Are Driverless Cars the Future of the Auto
November 13, 2012
by Casey Neeley, email@example.com
Driverless cars may be the wave of the future according to a news
report issued by Fortune
Magazine. Tests of Google's driverless cars showed the vehicles
can drive more than 300,000 miles without incident.
As futuristic as this technology may sound, it's not as distant
of a reality as you may think. California
recently legalized self-driving vehicles in September, following
which passed the law in June 2011, and Florida,
which put autonomous driving laws into effect July 1, 2012. Current
laws do, however, stipulate that a driver must sit in the driver's
seat and be able to take over in the event of an emergency.
In addition to the Google prototype, Nissan
unveiled its own autonomous prototype in October at the CEATEC show
in Japan. Company officials anticipate releasing the vehicle as
soon as 2015. Several other automotive manufacturers, including
GM, Ford, Toyota and BMW, are also currently working to develop
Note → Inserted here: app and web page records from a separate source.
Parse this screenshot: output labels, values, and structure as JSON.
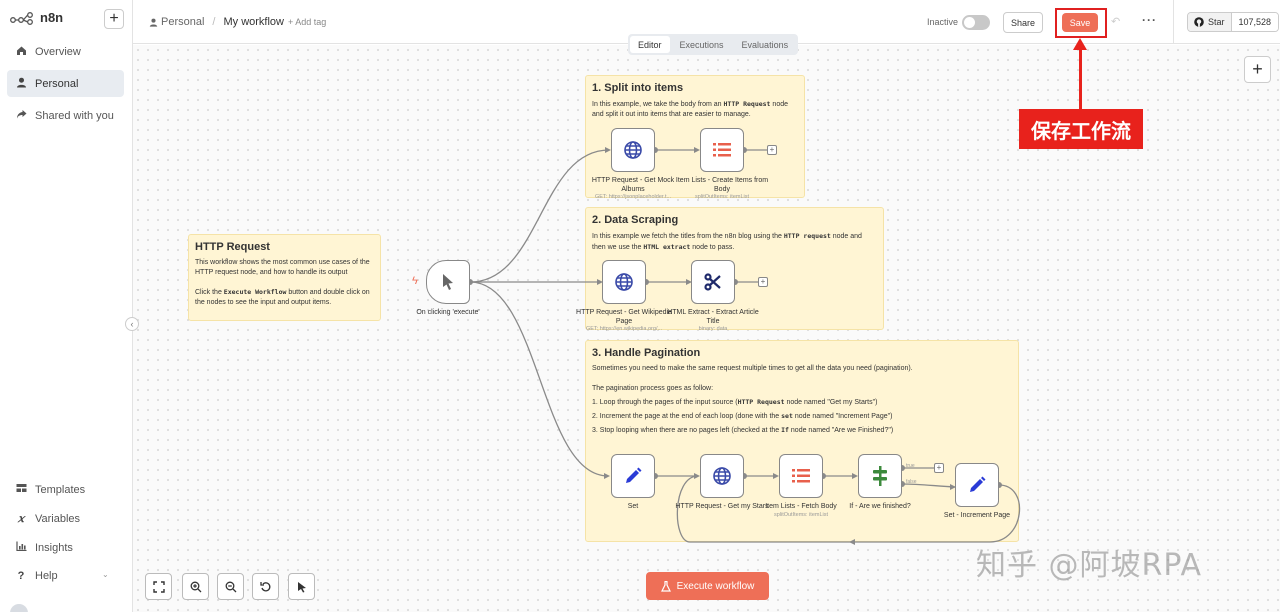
{
  "app": {
    "name": "n8n"
  },
  "sidebar": {
    "items": [
      {
        "label": "Overview",
        "icon": "home-icon"
      },
      {
        "label": "Personal",
        "icon": "user-icon",
        "active": true
      },
      {
        "label": "Shared with you",
        "icon": "share-icon"
      }
    ],
    "bottom_items": [
      {
        "label": "Templates",
        "icon": "templates-icon"
      },
      {
        "label": "Variables",
        "icon": "variables-icon"
      },
      {
        "label": "Insights",
        "icon": "insights-icon"
      },
      {
        "label": "Help",
        "icon": "help-icon"
      }
    ]
  },
  "header": {
    "breadcrumb_project": "Personal",
    "breadcrumb_separator": "/",
    "workflow_name": "My workflow",
    "add_tag": "+ Add tag",
    "status": "Inactive",
    "share_label": "Share",
    "save_label": "Save",
    "github_star": "Star",
    "github_count": "107,528"
  },
  "tabs": [
    {
      "label": "Editor",
      "active": true
    },
    {
      "label": "Executions"
    },
    {
      "label": "Evaluations"
    }
  ],
  "stickies": {
    "intro": {
      "title": "HTTP Request",
      "line1": "This workflow shows the most common use cases of the HTTP request node, and how to handle its output",
      "line2a": "Click the ",
      "line2b": "Execute Workflow",
      "line2c": " button and double click on the nodes to see the input and output items."
    },
    "split": {
      "title": "1. Split into items",
      "a": "In this example, we take the body from an ",
      "b": "HTTP Request",
      "c": " node and split it out into items that are easier to manage."
    },
    "scrape": {
      "title": "2. Data Scraping",
      "a": "In this example we fetch the titles from the n8n blog using the ",
      "b": "HTTP request",
      "c": " node and then we use the ",
      "d": "HTML extract",
      "e": " node to pass."
    },
    "pagination": {
      "title": "3. Handle Pagination",
      "intro": "Sometimes you need to make the same request multiple times to get all the data you need (pagination).",
      "process": "The pagination process goes as follow:",
      "s1a": "1. Loop through the pages of the input source (",
      "s1b": "HTTP Request",
      "s1c": " node named \"Get my Starts\")",
      "s2a": "2. Increment the page at the end of each loop (done with the ",
      "s2b": "set",
      "s2c": " node named \"Increment Page\")",
      "s3a": "3. Stop looping when there are no pages left (checked at the ",
      "s3b": "If",
      "s3c": " node named \"Are we Finished?\")"
    }
  },
  "nodes": {
    "trigger": {
      "label": "On clicking 'execute'",
      "icon": "cursor-icon"
    },
    "mock_albums": {
      "label": "HTTP Request - Get Mock Albums",
      "sub": "GET: https://jsonplaceholder.t...",
      "icon": "globe-icon"
    },
    "create_items": {
      "label": "Item Lists - Create Items from Body",
      "sub": "splitOutItems: itemList",
      "icon": "list-icon"
    },
    "wiki": {
      "label": "HTTP Request - Get Wikipedia Page",
      "sub": "GET: https://en.wikipedia.org/...",
      "icon": "globe-icon"
    },
    "html_extract": {
      "label": "HTML Extract - Extract Article Title",
      "sub": "binary: data",
      "icon": "scissors-icon"
    },
    "set": {
      "label": "Set",
      "icon": "pen-icon"
    },
    "stars": {
      "label": "HTTP Request - Get my Stars",
      "icon": "globe-icon"
    },
    "fetch_body": {
      "label": "Item Lists - Fetch Body",
      "sub": "splitOutItems: itemList",
      "icon": "list-icon"
    },
    "if_finished": {
      "label": "If - Are we finished?",
      "icon": "if-icon"
    },
    "increment": {
      "label": "Set - Increment Page",
      "icon": "pen-icon"
    },
    "edge_true": "true",
    "edge_false": "false"
  },
  "execute_label": "Execute workflow",
  "annotation": "保存工作流",
  "watermark": "知乎 @阿坡RPA",
  "colors": {
    "accent": "#ee6f57",
    "sticky": "#fff5d4",
    "annotation": "#e8221c"
  }
}
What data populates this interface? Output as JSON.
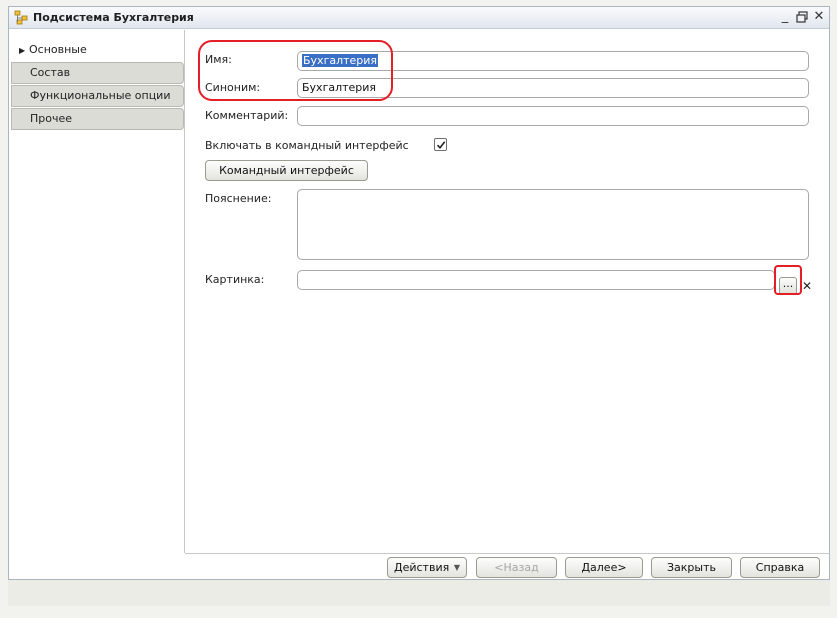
{
  "window": {
    "title": "Подсистема Бухгалтерия",
    "icon": "subsystem-icon",
    "controls": {
      "minimize": "_",
      "restore": "🗗",
      "close": "✕"
    }
  },
  "sidebar": {
    "items": [
      {
        "label": "Основные",
        "active": true
      },
      {
        "label": "Состав",
        "active": false
      },
      {
        "label": "Функциональные опции",
        "active": false
      },
      {
        "label": "Прочее",
        "active": false
      }
    ]
  },
  "form": {
    "name_label": "Имя:",
    "name_value": "Бухгалтерия",
    "synonym_label": "Синоним:",
    "synonym_value": "Бухгалтерия",
    "comment_label": "Комментарий:",
    "comment_value": "",
    "include_label": "Включать в командный интерфейс",
    "include_checked": true,
    "command_interface_button": "Командный интерфейс",
    "explanation_label": "Пояснение:",
    "picture_label": "Картинка:",
    "picture_value": "",
    "ellipsis_button": "...",
    "clear_icon": "✕"
  },
  "footer": {
    "actions_button": "Действия",
    "back_button": "<Назад",
    "next_button": "Далее>",
    "close_button": "Закрыть",
    "help_button": "Справка"
  },
  "colors": {
    "annotation": "#e31e24",
    "selection": "#3a6fc6"
  }
}
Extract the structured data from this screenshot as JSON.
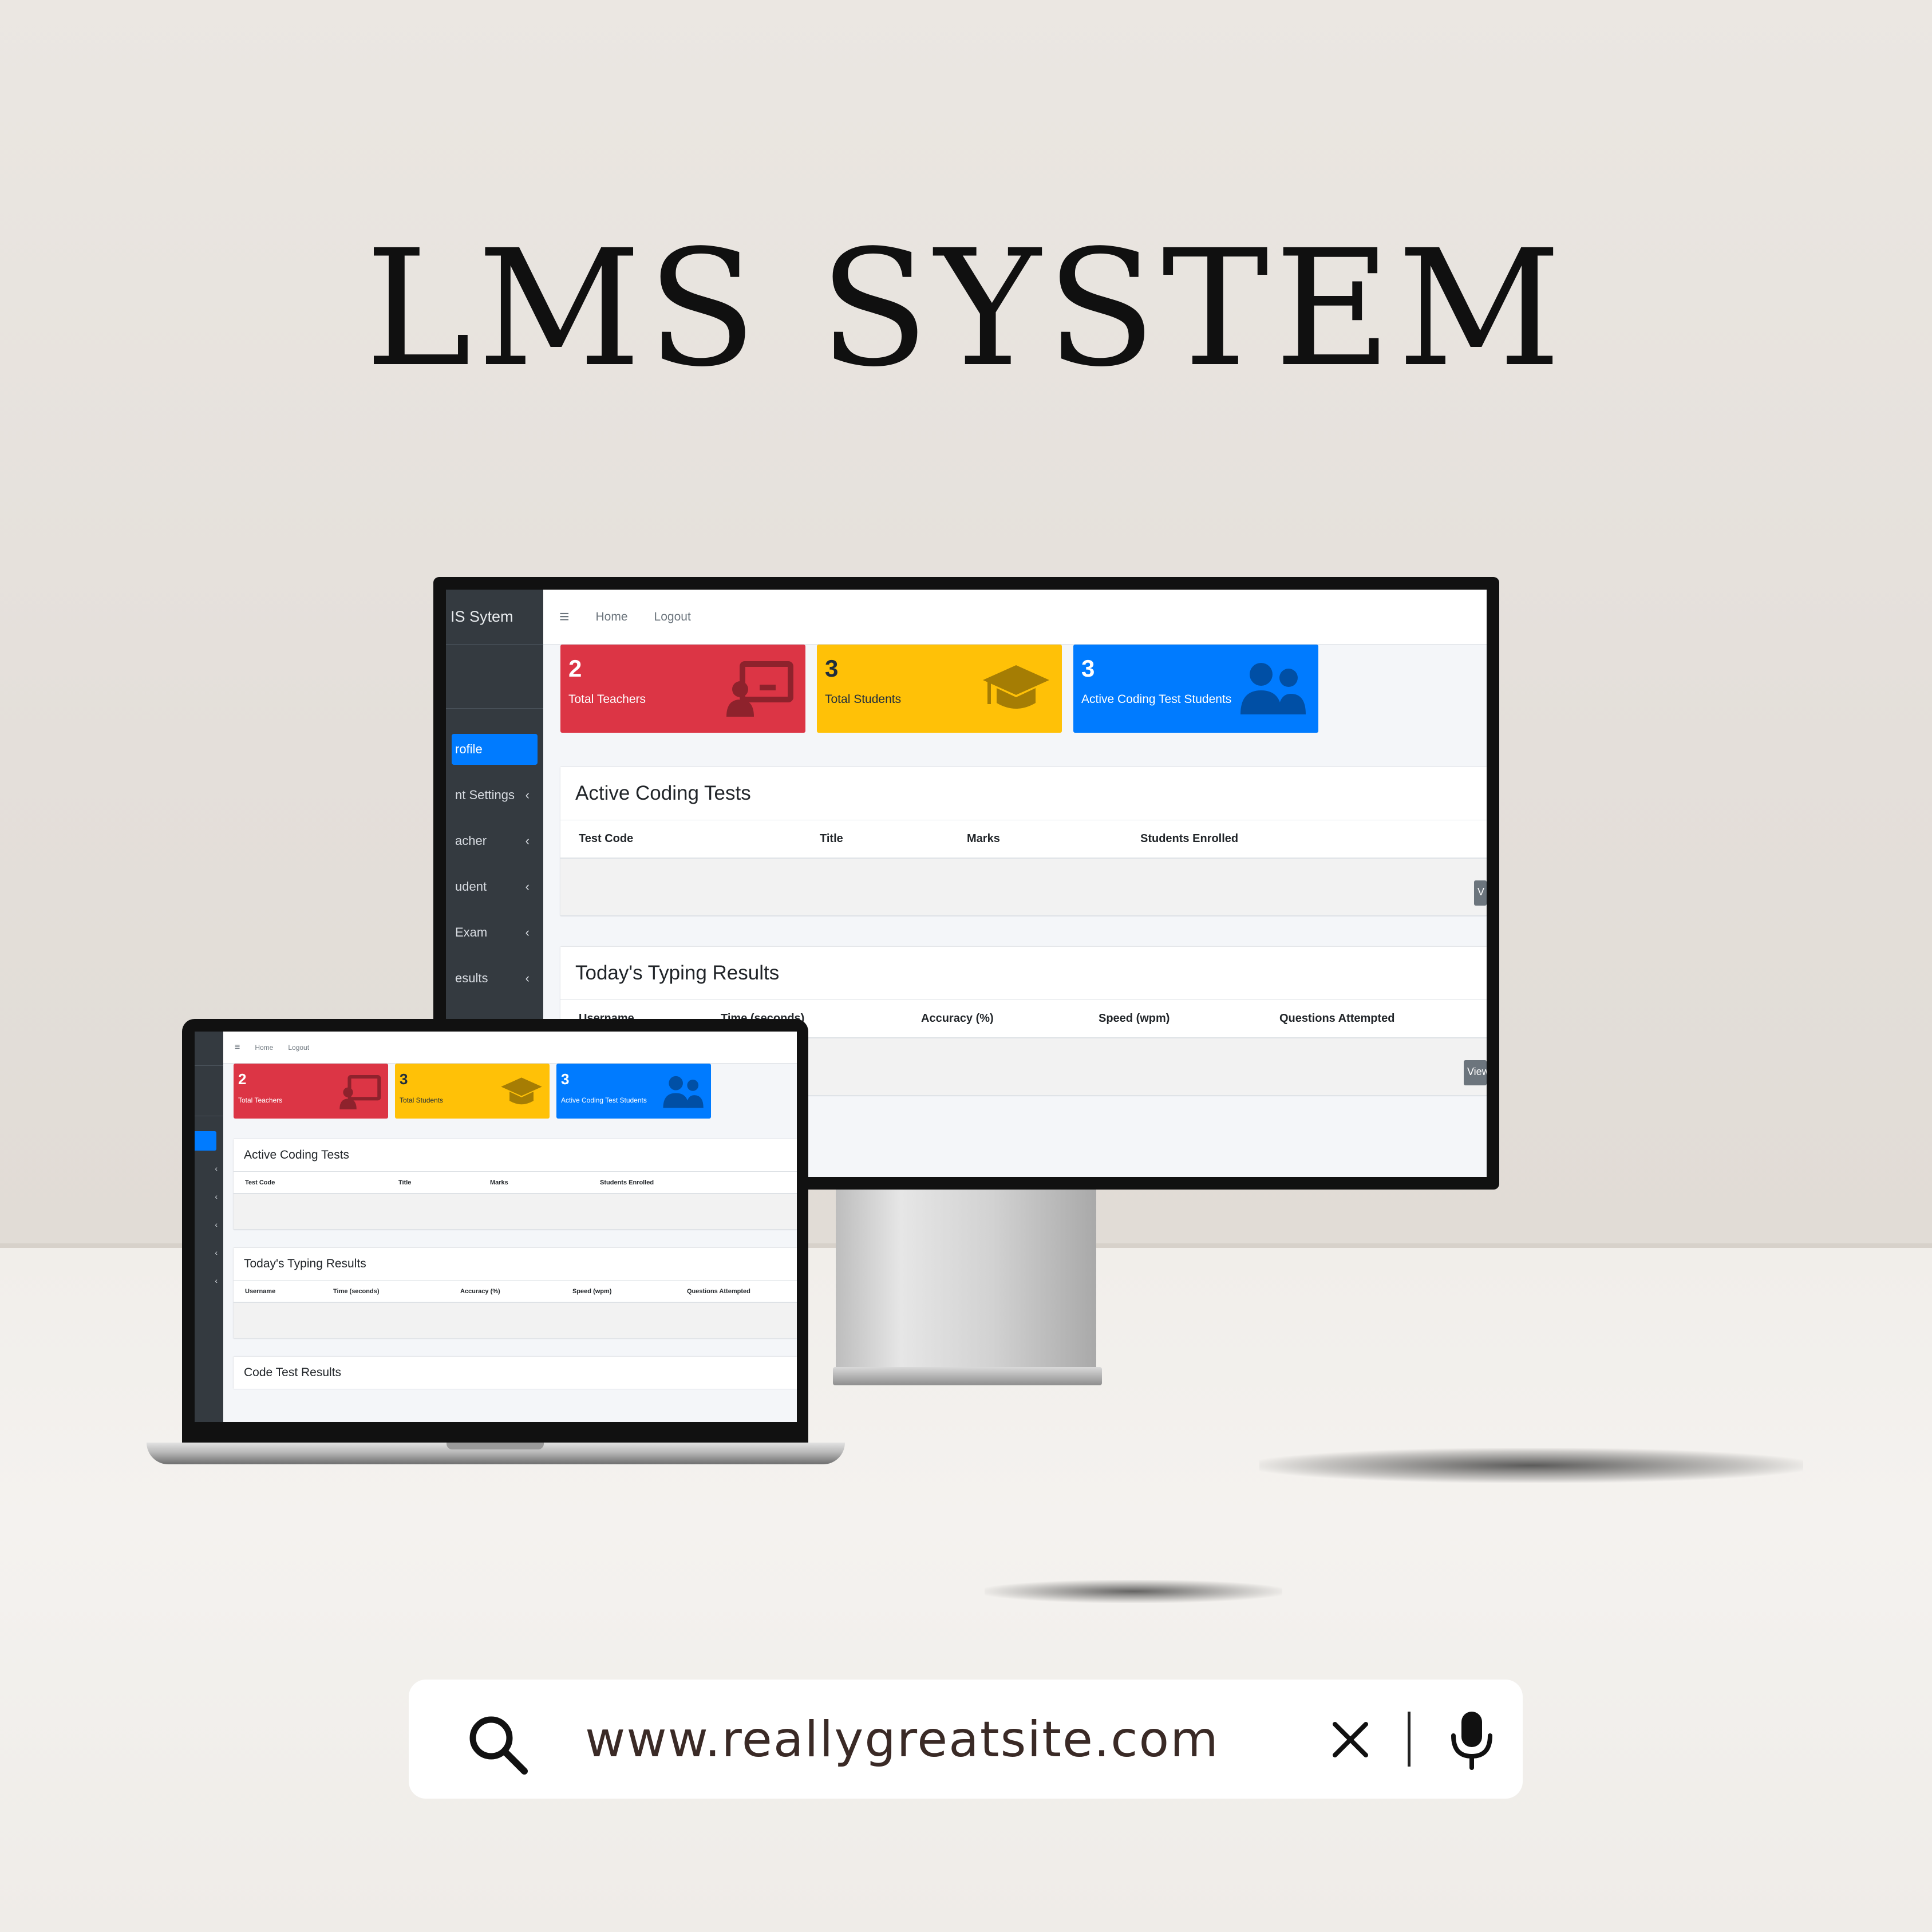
{
  "headline": "LMS SYSTEM",
  "colors": {
    "sidebar_bg": "#343a40",
    "active_blue": "#007bff",
    "box_red": "#dc3545",
    "box_yellow": "#ffc107",
    "box_blue": "#007bff"
  },
  "monitor": {
    "brand": "IS Sytem",
    "sidebar_items": [
      {
        "label": "rofile",
        "chevron": ""
      },
      {
        "label": "nt Settings",
        "chevron": "‹"
      },
      {
        "label": "acher",
        "chevron": "‹"
      },
      {
        "label": "udent",
        "chevron": "‹"
      },
      {
        "label": "Exam",
        "chevron": "‹"
      },
      {
        "label": "esults",
        "chevron": "‹"
      }
    ],
    "nav": {
      "menu_icon": "≡",
      "home": "Home",
      "logout": "Logout"
    },
    "boxes": [
      {
        "value": "2",
        "label": "Total Teachers",
        "icon": "teacher-board-icon"
      },
      {
        "value": "3",
        "label": "Total Students",
        "icon": "graduation-cap-icon"
      },
      {
        "value": "3",
        "label": "Active Coding Test Students",
        "icon": "users-icon"
      }
    ],
    "coding_tests": {
      "title": "Active Coding Tests",
      "columns": [
        "Test Code",
        "Title",
        "Marks",
        "Students Enrolled"
      ],
      "button": "V"
    },
    "typing_results": {
      "title": "Today's Typing Results",
      "columns": [
        "Username",
        "Time (seconds)",
        "Accuracy (%)",
        "Speed (wpm)",
        "Questions Attempted"
      ],
      "button": "View"
    }
  },
  "laptop": {
    "sidebar_chevrons": [
      "‹",
      "‹",
      "‹",
      "‹",
      "‹"
    ],
    "nav": {
      "menu_icon": "≡",
      "home": "Home",
      "logout": "Logout"
    },
    "boxes": [
      {
        "value": "2",
        "label": "Total Teachers"
      },
      {
        "value": "3",
        "label": "Total Students"
      },
      {
        "value": "3",
        "label": "Active Coding Test Students"
      }
    ],
    "coding_tests": {
      "title": "Active Coding Tests",
      "columns": [
        "Test Code",
        "Title",
        "Marks",
        "Students Enrolled"
      ]
    },
    "typing_results": {
      "title": "Today's Typing Results",
      "columns": [
        "Username",
        "Time (seconds)",
        "Accuracy (%)",
        "Speed (wpm)",
        "Questions Attempted"
      ]
    },
    "code_results": {
      "title": "Code Test Results"
    }
  },
  "search": {
    "url": "www.reallygreatsite.com",
    "icons": [
      "search-icon",
      "close-icon",
      "microphone-icon"
    ]
  }
}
autonomous models for the market.
In October 2010, the National Highway Safety Administration (NHTSA)
released a study evaluating the overall increase in highway safety
that would result from use of autonomous vehicles.
"It is assumed that AV [autonomous vehicle] systems could potentially
address pedestrian, cyclist and animal crashes as well as loss of
control, road departure and maneuver crashes in which speeding is
a contributing factor," report officials for the NHTSA. Figures
released in the report further project these autonomous systems,
when installed in vehicles, can decrease car accidents by as much
as 81 percent.
As convenient as an autonomous vehicle may be for some consumers,
it could mean reduced sales for a variety of auto industries, including
auto glass repair and replacement.
"There has, however, been little thought about how autonomous vehicles
might impact business and alter industries ranging from car makers
to auto insurers to transport companies to steel fabricators, and
in the process leave a trail of winners and losers," says Brian
Dumaine, senior editor-at-large for CNN Money in the Fortune report.
Additionally, autonomous vehicles may lead to significant changes
in auto insurance.
"As accident rates fall and liability becomes shared with the manufacturer,
drivers will see less need to carry so much insurance," continues
Dumaine. "To maintain their revenue stream, auto insurers will have
to shift to providing coverage to the car makers or software firms
that write the [operational] code."
This story is an original story by AGRR™ magazine/glassBYTEs.com™. Subscribe to AGRR™ Magazine.
Subscribe to receive the free e-newsletter.